So, when I saw this (linked from the indispensable Instaputz), I knew what I had to do. That is, I knew what I should probably not waste 25 minutes doing, but was about to do anyway.
A while back, I wrote a Movable Type plugin that automatically keeps track of various versions of blog entries and templates. The coolest feature, loosely adapted from an old Python script by Aaron Swartz, lets you do a “diff” (i.e. “what are the differences?”) between two versions, and converts it to a visual display in HTML. (It uses the Perl module Algorithm::Diff for the actual comparison.)
When I was testing this code, I was always looking for examples of slightly different versions of a piece of text. It turns out that the ideal test case for this application is... plagiarism! So I did this not only because it’s fun to call out plagiarists but to see how the plugin handled it. There are some oddities, as you’ll see (mostly related to punctuation, which the algorithm doesn’t quite know how to handle), but by and large, both the plagiarism and the revisions are pretty clear.
Herewith, some pieces of “Education: Ideas worth defending, honesty of reflective thought” as originally written by Jeffrey Hart and lightly revised by Tim Goeglein:
Professor of Philosophy at Dartmouth, Eugene Rosenstock-Hussey often expressed the matter succinctly, “The goal of education,” he would say, “is to form the Citizen. And the Citizen is a person who, if need be, can re-found his civilization.”
that in quite large a sense. He did not mean that you had to master all the specialties you can think of.
He meant that you
need to be familiar with the large and indispensable components of your this civilization.
certainly does not mean that you should not study other cultures and civilizations. It does mean that to be a Citizen of this one you should be aware of what it is and where it came from.
scarcely be challenged that the United States is part of the narrative of European history. It owes little or nothing to Confucius or Laotse or to Chief Shaka or to the Aztecs. At the margin it owes a bit to the American Indians, but not a great deal corn, tobacco, some legendary material. But Europe is overwhelmingly the source. And some parts of Europe more than others: Our language, legal tradition, political arrangements derive, and demonstrably so, from England.
There have been many ways of answering the
question, “What is Europe?” But a handy way to think of the matter is the paradigm of “Athens” and “Jerusalem.” In this paradigm, those terms designate both the two cities we have all heard of, and also two kinds of mind.
The tradition designated “Athens” is associated with philosophy and with critical exercise of
mind. The tradition associated with “Jerusalem” is associated with monotheism.
On the side of
“Athens” you will want to learn something about Homer, who in many ways laid the basis of Greek philosophy, and you will need to meet Plato, Aristotle, the Greek dramatists, historians, architects and sculptors.

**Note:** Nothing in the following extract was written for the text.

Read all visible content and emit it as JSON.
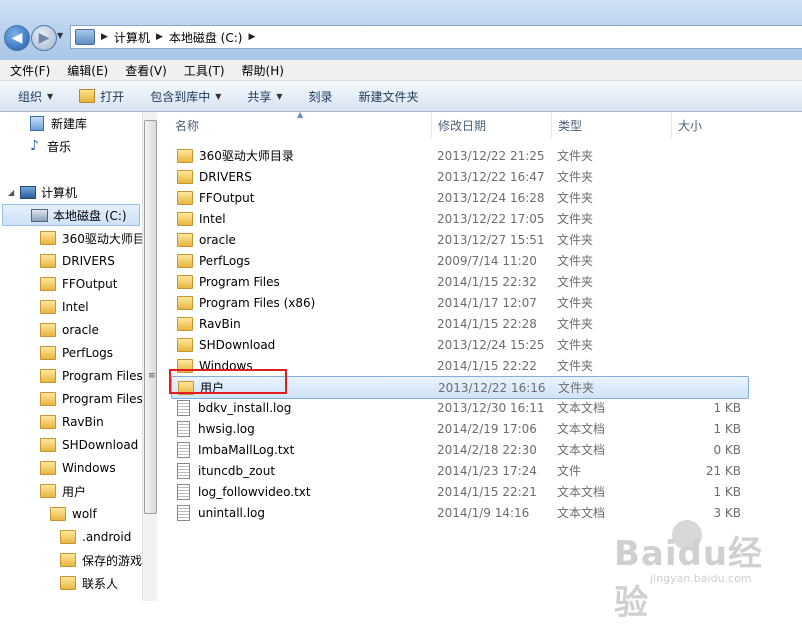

“Jerusalem” you will find the epic account of the career of monotheism as it worked its way out in history. The scriptures like Homer, have their epic heroes, and, like the Greek tradition in some ways they refine and internalize the epic virtues. “Athens” and “Jerusalem” interact and much flows from the interaction. You will follow all of this down through the centuries, through Virgil and Augustine, and Dante, in Shakespeare, Cervantes, and Montaigne, Moliere, Voltaire, Goethe and on to modernity. “The best that has been thought and said,” as Matthew Arnold called it. The mind of Europe as T.S. Eliot put it, “from Homer to the present.”